Date: January 15th on the Tibetan calendar
Venue: Jokhang Temple, Lhasa (Tibet)

Also called the "Chunga Choepa" this festival turns the Barkhor Square in Lhasa into a grand exhibition site for huge "Tormas" sculpted from butter in the form of various auspicious symbols and lamps. It is a fantastic night.

"Chunga Choepa" used to be the highlight of "Monlam" in Lhasa and in the past the Dalai Lamas would come to the Jokhang Temple and perform the great Buddhist service. The question and answer test for the highest-ranking monk of "Lharampa Geshe" was also held before the Dalai Lama during this festival. These events are now carried out in Dharamsala where the Dalai Lama's government is in exile. It is the last day of the prayer festival.
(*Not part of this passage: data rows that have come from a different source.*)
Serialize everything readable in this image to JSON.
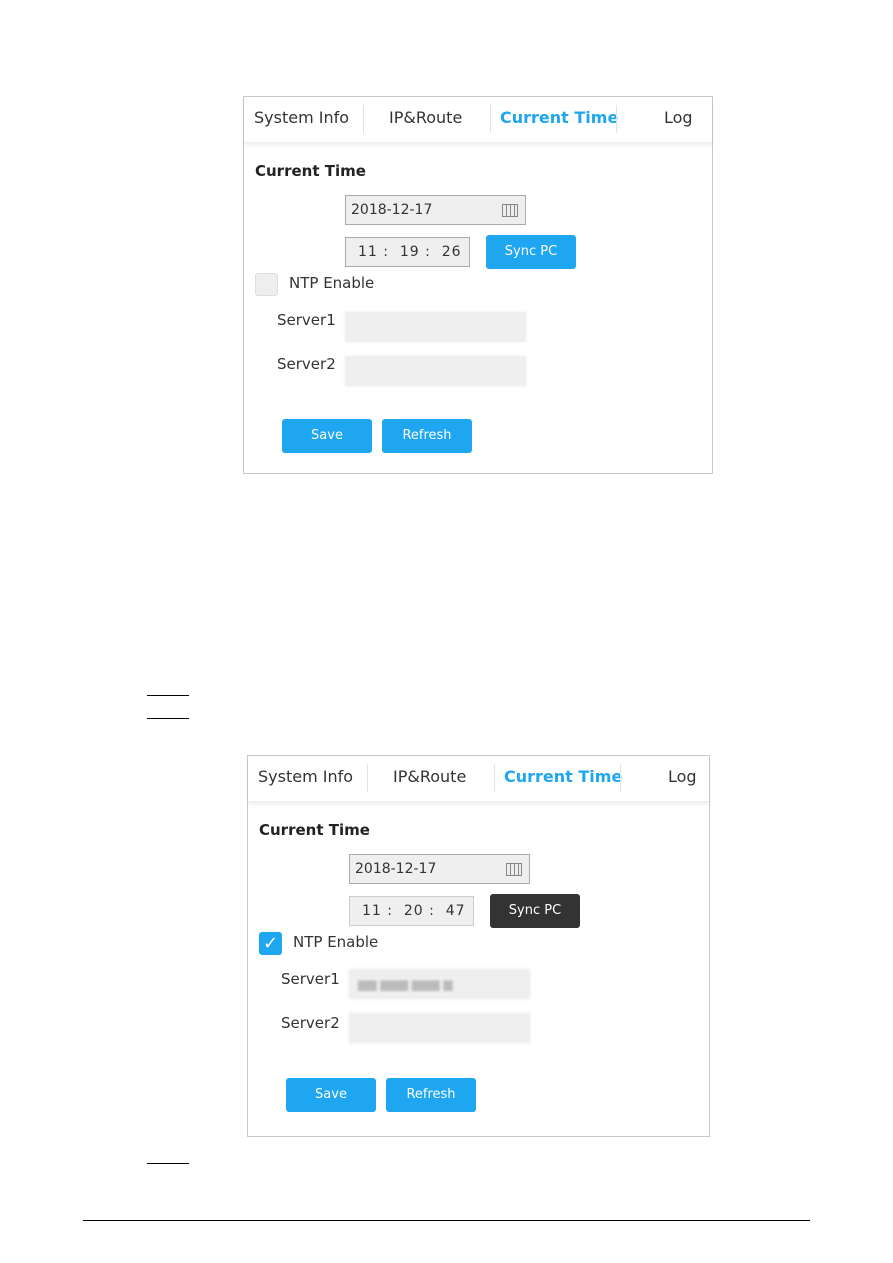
{
  "panels": [
    {
      "tabs": [
        "System Info",
        "IP&Route",
        "Current Time",
        "Log"
      ],
      "active_tab": "Current Time",
      "heading": "Current Time",
      "date": "2018-12-17",
      "time": "11 :  19 :  26",
      "sync_label": "Sync PC",
      "sync_state": "normal",
      "ntp_label": "NTP Enable",
      "ntp_checked": false,
      "server1_label": "Server1",
      "server1_value": "",
      "server2_label": "Server2",
      "server2_value": "",
      "save_label": "Save",
      "refresh_label": "Refresh"
    },
    {
      "tabs": [
        "System Info",
        "IP&Route",
        "Current Time",
        "Log"
      ],
      "active_tab": "Current Time",
      "heading": "Current Time",
      "date": "2018-12-17",
      "time": "11 :  20 :  47",
      "sync_label": "Sync PC",
      "sync_state": "hover",
      "ntp_label": "NTP Enable",
      "ntp_checked": true,
      "check_glyph": "✓",
      "server1_label": "Server1",
      "server1_value": "▆▆ ▆▆▆ ▆▆▆ ▆",
      "server2_label": "Server2",
      "server2_value": "",
      "save_label": "Save",
      "refresh_label": "Refresh"
    }
  ],
  "colors": {
    "accent": "#1ea7f0",
    "sync_hover": "#333333"
  }
}
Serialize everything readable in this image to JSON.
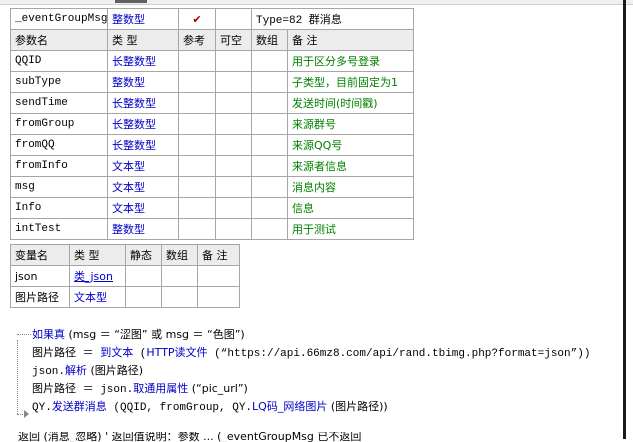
{
  "event_table": {
    "event_row": {
      "name": "_eventGroupMsg",
      "type": "整数型",
      "public_mark": "✔",
      "note": "Type=82 群消息"
    },
    "headers": [
      "参数名",
      "类 型",
      "参考",
      "可空",
      "数组",
      "备 注"
    ],
    "params": [
      {
        "name": "QQID",
        "type": "长整数型",
        "note": "用于区分多号登录"
      },
      {
        "name": "subType",
        "type": "整数型",
        "note": "子类型，目前固定为1"
      },
      {
        "name": "sendTime",
        "type": "长整数型",
        "note": "发送时间(时间戳)"
      },
      {
        "name": "fromGroup",
        "type": "长整数型",
        "note": "来源群号"
      },
      {
        "name": "fromQQ",
        "type": "长整数型",
        "note": "来源QQ号"
      },
      {
        "name": "fromInfo",
        "type": "文本型",
        "note": "来源者信息"
      },
      {
        "name": "msg",
        "type": "文本型",
        "note": "消息内容"
      },
      {
        "name": "Info",
        "type": "文本型",
        "note": "信息"
      },
      {
        "name": "intTest",
        "type": "整数型",
        "note": "用于测试"
      }
    ]
  },
  "var_table": {
    "headers": [
      "变量名",
      "类 型",
      "静态",
      "数组",
      "备 注"
    ],
    "rows": [
      {
        "name": "json",
        "type": "类_json"
      },
      {
        "name": "图片路径",
        "type": "文本型"
      }
    ]
  },
  "code": {
    "line1": {
      "kw": "如果真",
      "rest": " (msg ＝ “涩图” 或 msg ＝ “色图”)"
    },
    "line2": {
      "var": "图片路径",
      "eq": " ＝ ",
      "fn": "到文本",
      "mid": " (",
      "fn2": "HTTP读文件",
      "rest": " (“https://api.66mz8.com/api/rand.tbimg.php?format=json”))"
    },
    "line3": {
      "obj": "json.",
      "fn": "解析",
      "rest": " (图片路径)"
    },
    "line4": {
      "var": "图片路径",
      "eq": " ＝ json.",
      "fn": "取通用属性",
      "rest": " (“pic_url”)"
    },
    "line5": {
      "obj": "QY.",
      "fn": "发送群消息",
      "rest": " (QQID, fromGroup, QY.",
      "fn2": "LQ码_网络图片",
      "rest2": " (图片路径))"
    },
    "cut": "返回 (消息_忽略) ' 返回值说明：参数 ... (_eventGroupMsg 已不返回"
  }
}
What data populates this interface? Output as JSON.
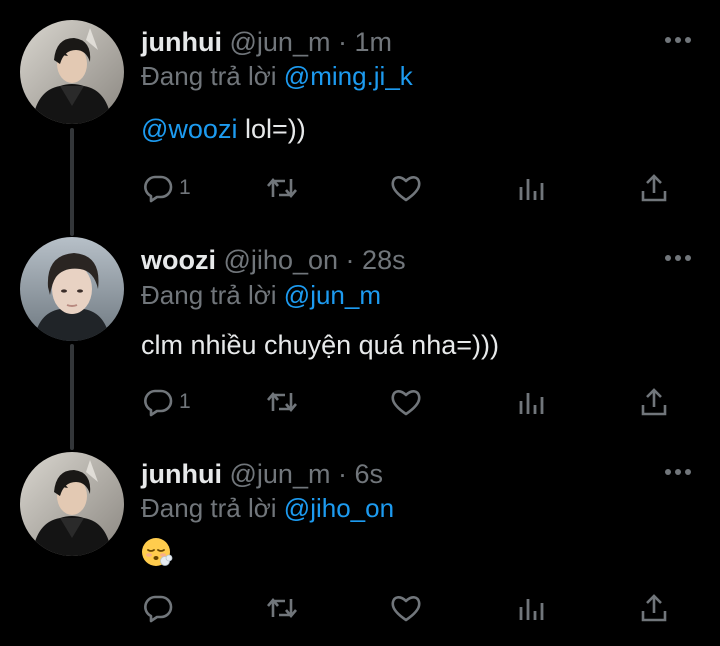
{
  "colors": {
    "background": "#000000",
    "primary_text": "#e7e9ea",
    "secondary_text": "#71767b",
    "link": "#1d9bf0",
    "thread_line": "#333639"
  },
  "reply_prefix": "Đang trả lời",
  "tweets": [
    {
      "name": "junhui",
      "handle": "@jun_m",
      "dot": "·",
      "time": "1m",
      "replying_to": "@ming.ji_k",
      "mention": "@woozi",
      "text": " lol=))",
      "reply_count": "1",
      "avatar_icon": "avatar-photo"
    },
    {
      "name": "woozi",
      "handle": "@jiho_on",
      "dot": "·",
      "time": "28s",
      "replying_to": "@jun_m",
      "text": "clm nhiều chuyện quá nha=)))",
      "reply_count": "1",
      "avatar_icon": "avatar-photo"
    },
    {
      "name": "junhui",
      "handle": "@jun_m",
      "dot": "·",
      "time": "6s",
      "replying_to": "@jiho_on",
      "emoji": "face-exhaling-emoji",
      "reply_count": "",
      "avatar_icon": "avatar-photo"
    }
  ],
  "icons": {
    "more": "more-horizontal-icon",
    "reply": "reply-bubble-icon",
    "retweet": "retweet-icon",
    "like": "heart-icon",
    "views": "views-chart-icon",
    "share": "share-icon"
  }
}
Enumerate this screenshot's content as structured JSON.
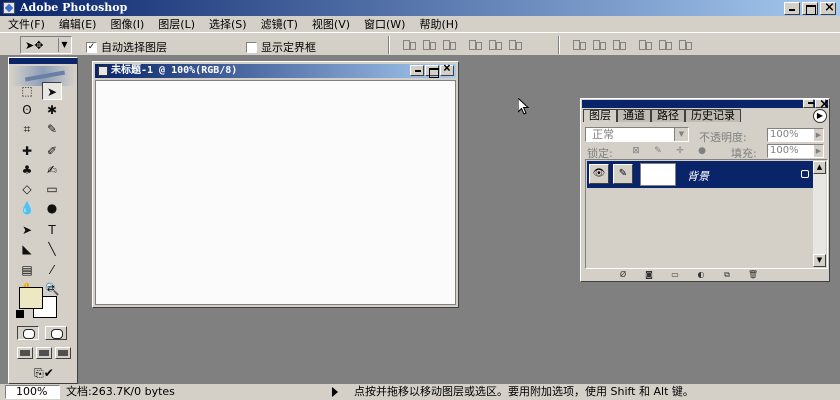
{
  "app": {
    "title": "Adobe Photoshop",
    "icon": "photoshop-app-icon"
  },
  "menubar": {
    "items": [
      "文件(F)",
      "编辑(E)",
      "图像(I)",
      "图层(L)",
      "选择(S)",
      "滤镜(T)",
      "视图(V)",
      "窗口(W)",
      "帮助(H)"
    ]
  },
  "options": {
    "auto_select_label": "自动选择图层",
    "auto_select_checked": "✓",
    "show_bounds_label": "显示定界框"
  },
  "document": {
    "title": "未标题-1 @ 100%(RGB/8)",
    "zoom": "100%",
    "doc_size": "文档:263.7K/0 bytes"
  },
  "colors": {
    "foreground": "#ede8c4",
    "background": "#ffffff",
    "title_start": "#0a246a",
    "title_end": "#a6caf0"
  },
  "layers_panel": {
    "tabs": [
      "图层",
      "通道",
      "路径",
      "历史记录"
    ],
    "blend_mode": "正常",
    "opacity_label": "不透明度:",
    "opacity_value": "100%",
    "lock_label": "锁定:",
    "fill_label": "填充:",
    "fill_value": "100%",
    "layer_name": "背景"
  },
  "status": {
    "hint": "点按并拖移以移动图层或选区。要用附加选项，使用 Shift 和 Alt 键。"
  }
}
In order to celebrate Shakyamuni's victory over non-Buddhist opponents, the Lord of New Dzong, a noted patron of Tsongpa, illuminated numerous butter-lamps in 1409. Ever since then the festival flourished.

The lantern show is held on the evening of the 15th day of the first month. To honor the memory of Sakyamuni, butter sculptures of figures, flowers, birds, and animals are displayed along Barkhor street. People sing and dance in great rejoicing throughout the night.

The lantern show is held on the evening of the 15th day of the first month. To honor the memory of Sakyamuni, butter sculptures of figures, flowers, birds, and animals are displayed along Barkhor Street. People sing and dance in great joy throughout the night. The 15th day of the first month which is the high point of the Great Prayer Festival, there is a fabulous 'Butter lamp day'.

This festival started by Tsong kha-pa in the first Great Prayer Festival in 1409. In his dream, all beautiful flowers and trees appeared in front of Buddha. He commissioned monks to make flowers and trees with coloured butter. This tradition has been maintained to this day. Large scale butter sculptures about stories of Buddha, Princess Wencheng, Han story of 'Monkey' will be exhibited. Scaffoldings several stories high will be erected at many monasteries and thousands of lamps will be hung on them. The displays last all night until dawn. The preparation takes a good part of 4 months.

The Butter Lamp Festival falls on January 15 of the Tibetan calendar, which has its origin in a celebration with many butter lamps to honor the victory of Sakyamuni in a debate against Heretics. During the festive celebration, Barkhor Street in Lhasa is crowded with people and by nightfall is brightly lit with thousands of lamps made of butter in an intriguing assortment of designs. The festive mood lasts throughout the night.